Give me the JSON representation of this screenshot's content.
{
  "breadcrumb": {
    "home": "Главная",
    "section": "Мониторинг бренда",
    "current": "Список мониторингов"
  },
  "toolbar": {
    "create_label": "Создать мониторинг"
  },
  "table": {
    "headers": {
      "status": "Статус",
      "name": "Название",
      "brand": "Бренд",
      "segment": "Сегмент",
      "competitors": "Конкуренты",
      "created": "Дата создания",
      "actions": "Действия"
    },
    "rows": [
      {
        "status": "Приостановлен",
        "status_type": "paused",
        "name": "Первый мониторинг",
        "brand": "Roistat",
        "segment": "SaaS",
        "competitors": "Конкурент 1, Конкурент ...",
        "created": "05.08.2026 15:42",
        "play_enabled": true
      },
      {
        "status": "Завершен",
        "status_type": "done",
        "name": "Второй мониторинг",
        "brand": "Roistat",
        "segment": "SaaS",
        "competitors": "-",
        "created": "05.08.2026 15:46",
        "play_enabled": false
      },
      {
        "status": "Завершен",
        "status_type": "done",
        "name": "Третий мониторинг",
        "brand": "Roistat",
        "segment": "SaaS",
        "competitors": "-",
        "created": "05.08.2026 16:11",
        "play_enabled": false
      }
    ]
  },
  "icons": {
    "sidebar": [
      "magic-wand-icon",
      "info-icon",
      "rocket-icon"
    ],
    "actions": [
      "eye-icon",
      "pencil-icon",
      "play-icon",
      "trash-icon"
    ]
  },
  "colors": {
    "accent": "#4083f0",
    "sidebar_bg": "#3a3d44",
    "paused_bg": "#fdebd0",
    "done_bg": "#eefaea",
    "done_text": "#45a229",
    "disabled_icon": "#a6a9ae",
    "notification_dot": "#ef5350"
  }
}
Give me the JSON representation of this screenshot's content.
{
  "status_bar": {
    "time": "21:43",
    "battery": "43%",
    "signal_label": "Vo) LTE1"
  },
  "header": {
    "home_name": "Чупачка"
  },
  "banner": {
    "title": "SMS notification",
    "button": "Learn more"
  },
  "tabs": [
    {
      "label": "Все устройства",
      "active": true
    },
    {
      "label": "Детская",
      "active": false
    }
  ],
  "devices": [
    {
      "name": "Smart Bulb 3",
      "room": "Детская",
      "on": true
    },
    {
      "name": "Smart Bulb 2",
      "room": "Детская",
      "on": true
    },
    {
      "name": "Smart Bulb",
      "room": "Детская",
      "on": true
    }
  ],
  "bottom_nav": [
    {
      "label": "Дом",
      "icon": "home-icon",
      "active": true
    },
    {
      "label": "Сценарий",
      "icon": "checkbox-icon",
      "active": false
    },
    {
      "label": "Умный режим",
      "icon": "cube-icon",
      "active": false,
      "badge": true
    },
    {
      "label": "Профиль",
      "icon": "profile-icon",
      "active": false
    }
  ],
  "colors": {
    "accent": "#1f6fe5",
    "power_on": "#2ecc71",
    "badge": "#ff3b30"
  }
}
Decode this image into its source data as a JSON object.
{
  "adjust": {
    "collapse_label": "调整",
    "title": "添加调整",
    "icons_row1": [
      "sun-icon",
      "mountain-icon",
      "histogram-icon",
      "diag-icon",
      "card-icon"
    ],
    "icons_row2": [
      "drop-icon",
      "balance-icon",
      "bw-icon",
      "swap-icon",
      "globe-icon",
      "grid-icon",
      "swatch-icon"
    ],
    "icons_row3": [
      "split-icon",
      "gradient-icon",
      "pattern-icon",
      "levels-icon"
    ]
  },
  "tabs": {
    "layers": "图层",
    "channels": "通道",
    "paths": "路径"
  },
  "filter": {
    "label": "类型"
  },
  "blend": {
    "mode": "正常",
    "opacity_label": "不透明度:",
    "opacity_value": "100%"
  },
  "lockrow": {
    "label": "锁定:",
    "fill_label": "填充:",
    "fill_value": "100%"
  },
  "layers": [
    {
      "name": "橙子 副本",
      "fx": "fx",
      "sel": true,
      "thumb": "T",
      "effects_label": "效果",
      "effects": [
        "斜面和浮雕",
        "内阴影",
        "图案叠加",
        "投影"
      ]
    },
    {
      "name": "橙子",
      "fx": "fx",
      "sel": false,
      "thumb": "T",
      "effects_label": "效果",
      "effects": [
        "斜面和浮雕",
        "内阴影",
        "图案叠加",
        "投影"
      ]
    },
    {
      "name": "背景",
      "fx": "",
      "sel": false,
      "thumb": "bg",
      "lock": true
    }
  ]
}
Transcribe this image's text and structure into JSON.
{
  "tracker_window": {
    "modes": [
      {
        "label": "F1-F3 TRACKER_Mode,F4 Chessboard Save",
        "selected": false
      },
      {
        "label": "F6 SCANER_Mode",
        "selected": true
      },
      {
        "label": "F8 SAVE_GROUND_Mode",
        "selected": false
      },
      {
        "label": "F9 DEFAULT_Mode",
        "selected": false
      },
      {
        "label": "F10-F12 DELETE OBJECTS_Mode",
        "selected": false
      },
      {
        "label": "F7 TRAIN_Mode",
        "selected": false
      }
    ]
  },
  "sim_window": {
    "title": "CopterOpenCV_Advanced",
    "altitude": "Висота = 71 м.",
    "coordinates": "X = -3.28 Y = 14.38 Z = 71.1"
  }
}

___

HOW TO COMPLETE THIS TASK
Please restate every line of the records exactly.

SOLUTION
Give me the JSON representation of this screenshot's content.
{
  "breadcrumb": {
    "home": "Главная",
    "section": "Мониторинг бренда",
    "current": "Список мониторингов"
  },
  "toolbar": {
    "create_label": "Создать мониторинг"
  },
  "table": {
    "headers": {
      "status": "Статус",
      "name": "Название",
      "brand": "Бренд",
      "segment": "Сегмент",
      "competitors": "Конкуренты",
      "created": "Дата создания",
      "actions": "Действия"
    },
    "rows": [
      {
        "status": "Приостановлен",
        "status_type": "paused",
        "name": "Первый мониторинг",
        "brand": "Roistat",
        "segment": "SaaS",
        "competitors": "Конкурент 1, Конкурент ...",
        "created": "05.08.2026 15:42",
        "play_enabled": true
      },
      {
        "status": "Завершен",
        "status_type": "done",
        "name": "Второй мониторинг",
        "brand": "Roistat",
        "segment": "SaaS",
        "competitors": "-",
        "created": "05.08.2026 15:46",
        "play_enabled": false
      },
      {
        "status": "Завершен",
        "status_type": "done",
        "name": "Третий мониторинг",
        "brand": "Roistat",
        "segment": "SaaS",
        "competitors": "-",
        "created": "05.08.2026 16:11",
        "play_enabled": false
      }
    ]
  },
  "icons": {
    "sidebar": [
      "magic-wand-icon",
      "info-icon",
      "rocket-icon"
    ],
    "actions": [
      "eye-icon",
      "pencil-icon",
      "play-icon",
      "trash-icon"
    ]
  },
  "colors": {
    "accent": "#4083f0",
    "sidebar_bg": "#3a3d44",
    "paused_bg": "#fdebd0",
    "done_bg": "#eefaea",
    "done_text": "#45a229",
    "disabled_icon": "#a6a9ae",
    "notification_dot": "#ef5350"
  }
}
Give me the JSON representation of this screenshot's content.
{
  "status_bar": {
    "time": "21:43",
    "battery": "43%",
    "signal_label": "Vo) LTE1"
  },
  "header": {
    "home_name": "Чупачка"
  },
  "banner": {
    "title": "SMS notification",
    "button": "Learn more"
  },
  "tabs": [
    {
      "label": "Все устройства",
      "active": true
    },
    {
      "label": "Детская",
      "active": false
    }
  ],
  "devices": [
    {
      "name": "Smart Bulb 3",
      "room": "Детская",
      "on": true
    },
    {
      "name": "Smart Bulb 2",
      "room": "Детская",
      "on": true
    },
    {
      "name": "Smart Bulb",
      "room": "Детская",
      "on": true
    }
  ],
  "bottom_nav": [
    {
      "label": "Дом",
      "icon": "home-icon",
      "active": true
    },
    {
      "label": "Сценарий",
      "icon": "checkbox-icon",
      "active": false
    },
    {
      "label": "Умный режим",
      "icon": "cube-icon",
      "active": false,
      "badge": true
    },
    {
      "label": "Профиль",
      "icon": "profile-icon",
      "active": false
    }
  ],
  "colors": {
    "accent": "#1f6fe5",
    "power_on": "#2ecc71",
    "badge": "#ff3b30"
  }
}
Decode this image into its source data as a JSON object.
{
  "adjust": {
    "collapse_label": "调整",
    "title": "添加调整",
    "icons_row1": [
      "sun-icon",
      "mountain-icon",
      "histogram-icon",
      "diag-icon",
      "card-icon"
    ],
    "icons_row2": [
      "drop-icon",
      "balance-icon",
      "bw-icon",
      "swap-icon",
      "globe-icon",
      "grid-icon",
      "swatch-icon"
    ],
    "icons_row3": [
      "split-icon",
      "gradient-icon",
      "pattern-icon",
      "levels-icon"
    ]
  },
  "tabs": {
    "layers": "图层",
    "channels": "通道",
    "paths": "路径"
  },
  "filter": {
    "label": "类型"
  },
  "blend": {
    "mode": "正常",
    "opacity_label": "不透明度:",
    "opacity_value": "100%"
  },
  "lockrow": {
    "label": "锁定:",
    "fill_label": "填充:",
    "fill_value": "100%"
  },
  "layers": [
    {
      "name": "橙子 副本",
      "fx": "fx",
      "sel": true,
      "thumb": "T",
      "effects_label": "效果",
      "effects": [
        "斜面和浮雕",
        "内阴影",
        "图案叠加",
        "投影"
      ]
    },
    {
      "name": "橙子",
      "fx": "fx",
      "sel": false,
      "thumb": "T",
      "effects_label": "效果",
      "effects": [
        "斜面和浮雕",
        "内阴影",
        "图案叠加",
        "投影"
      ]
    },
    {
      "name": "背景",
      "fx": "",
      "sel": false,
      "thumb": "bg",
      "lock": true
    }
  ]
}
Transcribe this image's text and structure into JSON.
{
  "tracker_window": {
    "modes": [
      {
        "label": "F1-F3 TRACKER_Mode,F4 Chessboard Save",
        "selected": false
      },
      {
        "label": "F6 SCANER_Mode",
        "selected": true
      },
      {
        "label": "F8 SAVE_GROUND_Mode",
        "selected": false
      },
      {
        "label": "F9 DEFAULT_Mode",
        "selected": false
      },
      {
        "label": "F10-F12 DELETE OBJECTS_Mode",
        "selected": false
      },
      {
        "label": "F7 TRAIN_Mode",
        "selected": false
      }
    ]
  },
  "sim_window": {
    "title": "CopterOpenCV_Advanced",
    "altitude": "Висота = 71 м.",
    "coordinates": "X = -3.28 Y = 14.38 Z = 71.1"
  }
}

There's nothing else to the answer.